Galiano Island’s ecological footprint swells from tourism: study

Community’s footprint ‘much larger’ than other B.C. locales
A community of 1,396, Galiano Island saw an estimated 80,200 visitors in 2007 (John McKinley file)

Galiano Island is the first island community in North America to document its ecological footprint, which is substantially larger than other B.C. communities.

The ecological footprint tool calculates the amount of land and water needed to produce resources consumed and absorb waste generated.

The One Island, One Earth study was pioneered by the Galiano Conservancy Association, an environmental charity on the island. It set out to answer the question: “Is the Galiano Island community living sustainably within and relative to the resources provided by Galiano Island?”

The survey found Galiano’s footprint eclipses the resources of its ecosystem by 29 per cent.

Its footprint is 18.6 per cent larger per capita than Vancouver and Victoria, and 153 per cent larger than the global average.

The size of the footprint may be due to seasonal tourism and part-time residents, according to the study.

The community of 1,396 saw an estimated 80,200 visitors in 2007. The study estimates this doubles Galiano Island’s ecological footprint.

The study said “population increases inevitably contribute to the total footprint of a community, but if approached with sustainability in mind, population growth can reduce per capita footprints in a small community.”

In order to do that, the study recommends adopting an action plan for the island, or a regional plan with other islands to determine the best organizations to help reduce its footprint.

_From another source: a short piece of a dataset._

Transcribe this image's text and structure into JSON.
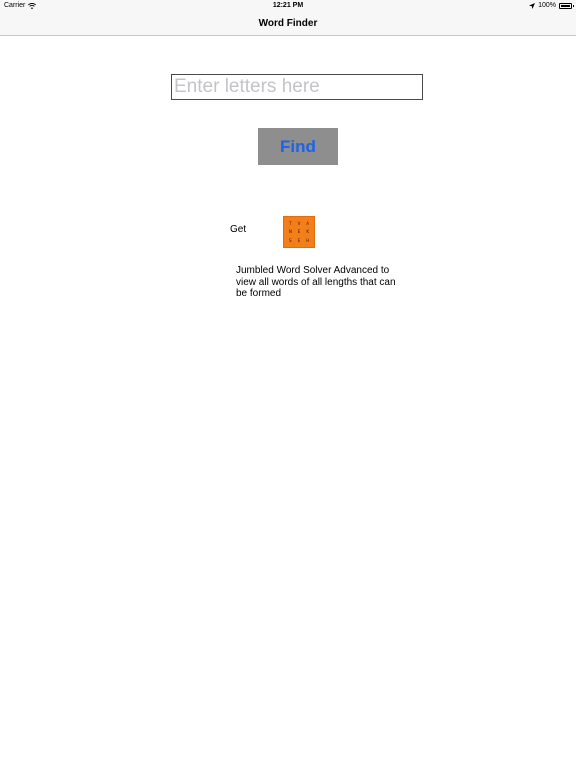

“In an era of climate anxiety and at a time when small-scale actions may seem insignificant, the project seeks to inspire and inform collective action at the community level,” the study stated.